Calling all teenage student-athletes! If you have dreams of playing college soccer and wish to represent an HBCU, the HBCU ID Camp is your golden opportunity. From 8 am to 5 pm on November 11-12, Houston Sports Park will transform into a hub for aspiring male and female soccer players. Coaches from HBCUs across the nation will be present to evaluate, scout, and offer valuable feedback. Moreover, they might even spot the next soccer prodigy to join their collegiate soccer programs. This camp is not just about honing your soccer skills but also a chance to connect with the HBCU soccer community. You’ll learn the ins and outs of what it takes to excel on the field and in the classroom, which is crucial for a college athlete. The HBCU ID Camp is an excellent platform to network with coaches, learn from experienced athletes, and take the first steps toward your college soccer journey. To secure your spot at this incredible event, don’t forget to register [here](insert registration link). Space is limited to 120 participants, so make sure to reserve your place before it’s too late.
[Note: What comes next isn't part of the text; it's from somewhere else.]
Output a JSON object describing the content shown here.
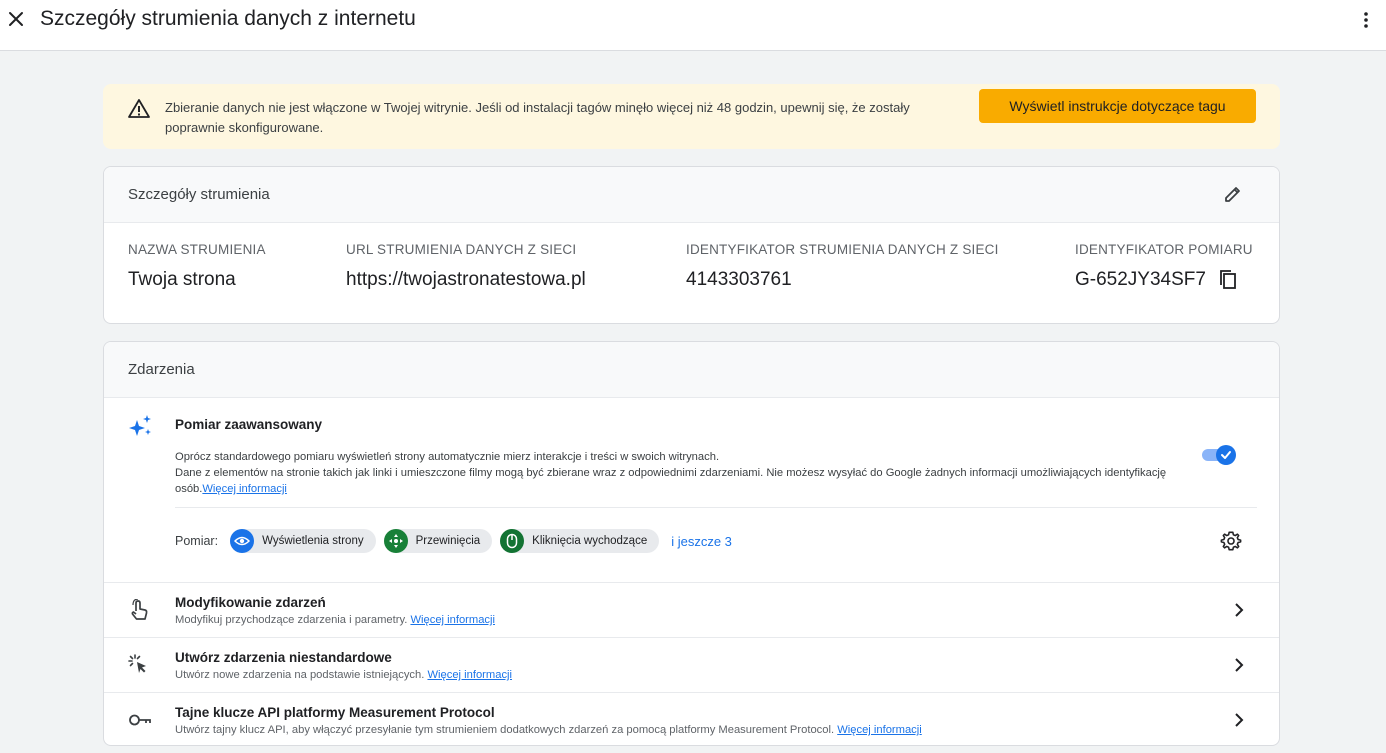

It’s time to turn your dreams of playing college soccer into a reality.